Are you a whale? Are you the kind of gambler casinos lavish free rooms, exquisite meals, and VIP perks on?
Probably not. But if hackers did the same thing, you'd probably be sitting in the penthouse right now. Worse yet, someone in your enterprise is a whale, and they don't even know it. Smart hackers are changing the way they aim malware and enterprises need to make users aware.
Until recently, most contemporary malware was designed so it could infect the greatest number of people, regardless of who they were. This is known as the shotgun approach to malware. The problem with that method is that IT security and end-user training is beginning to erode the effectiveness of this approach. Malware has to entice victims into performing an action so the malware can be installed on their computer. This can be in the form of an email attachment, instant message, or website link. The communications are very generic in nature, often contain grammar mistakes, and have an overall unpolished feel to them. And once people are trained to detect these telltale signs, most malware and generic phishing attempts are fairly easy to spot, rendering the hackers' campaign useless.
Because of this, cyber criminals are catching only small fish in an ever-shrinking smaller pool. This is forcing a change in tactics to the point where criminals are now beginning to put malware into very sophisticated and convincing packages to attract a whale or two.
These targeted malware campaigns -- also referred to as spear phishing -- are designed to go after a specific person or organization. Cyber criminals now spend a great deal of time researching their whales and mine information like place of work, job title, names of individuals they interact with, and the names of business partners. Using this acquired information, a believable tale is woven into traditional email, website, or instant message formats. This message contains enough personal information that it becomes difficult for the whale not to believe it. And before you know it, the whale hands over everything that the criminal is looking for. It's not so much that the malware itself is getting more sophisticated, but the spear phishing presentation used to trick the victim certainly is.
Of course, spear phishing isn't new, but the targets and tactics are evolving, and most users who might have known to not give away their banks account numbers at home may be handing over sensitive information in an enterprise setting due to lack of training and awareness. One of the biggest challenges that enterprise security administrators face is convincing employees that they are likely considered whales.
Administrative assistants, accountants, salesmen, IT managers, and pretty much everyone else in an enterprise hold a great deal of company knowledge that criminals can use to ultimately unlock a company's secrets. This information can then be used to either commit wire fraud or to steal intellectual property.
Social networking has made it infinitely easier to gather personal information that can be used against us in a spear phishing attack. Public profile information on Facebook and LinkedIn are commonly used to gain information about the targets. Then, blog and Twitter posts are used to understand what the target's thoughts, feelings, and interests are in a wide range of areas. Essentially, the more you put out there, the easier a target you become.

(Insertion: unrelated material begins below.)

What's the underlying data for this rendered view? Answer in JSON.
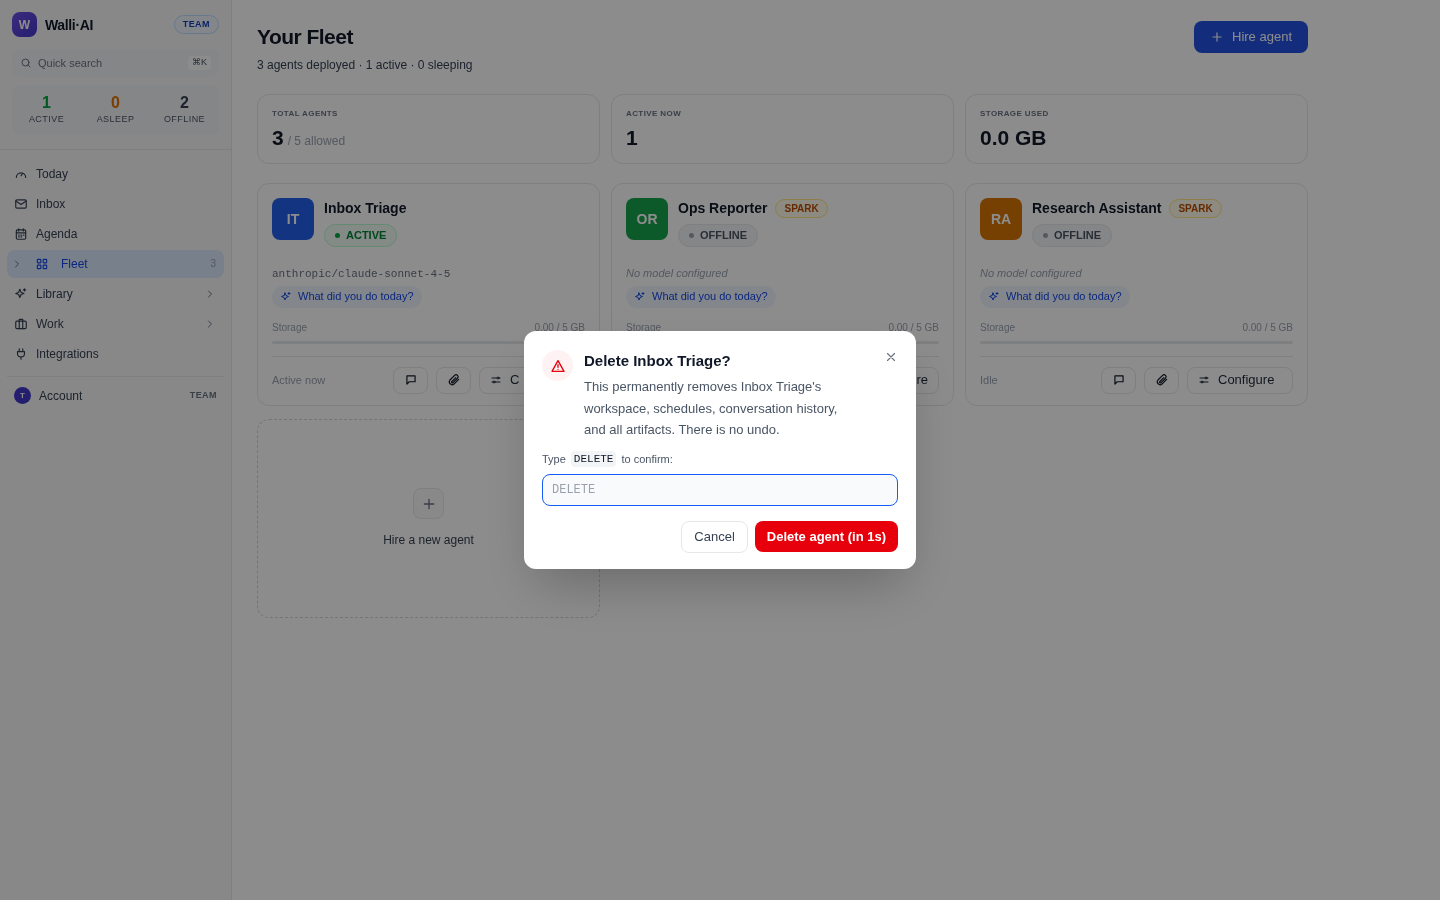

I'm not saying that you shouldn't allow your employees or enterprise to have a public presence on the Internet. But beyond simply explaining the threat to them, ask your staff to take a step back to see what information a cyber criminal can easily dig up. This may sound completely narcissistic to them, but I recommend you ask them to "Google" themselves from time to time in order to see what pops up in search results. It's important that when they do this, they make sure to log out of social networking accounts first. By doing so, they are able to see the same information that anyone else would see while doing a search. The idea is to familiarize one's self with what is public knowledge -- so you aren't caught off guard when it's used to gain your trust.
Even though you aren't likely to be considered a "whale" by Las Vegas casino standards, you and your staff need to understand that your position within a large organization probably makes you a pretty big fish in the eyes of a cyber criminal. Enterprise organizations control huge amounts of capital and intellectual property -- both of which are highly sought by organized crime syndicates that use targeted malware attacks. And in order to help combat against these attempts, your best bet is to try and see what a hacker can see on the Internet so it can't be used against you.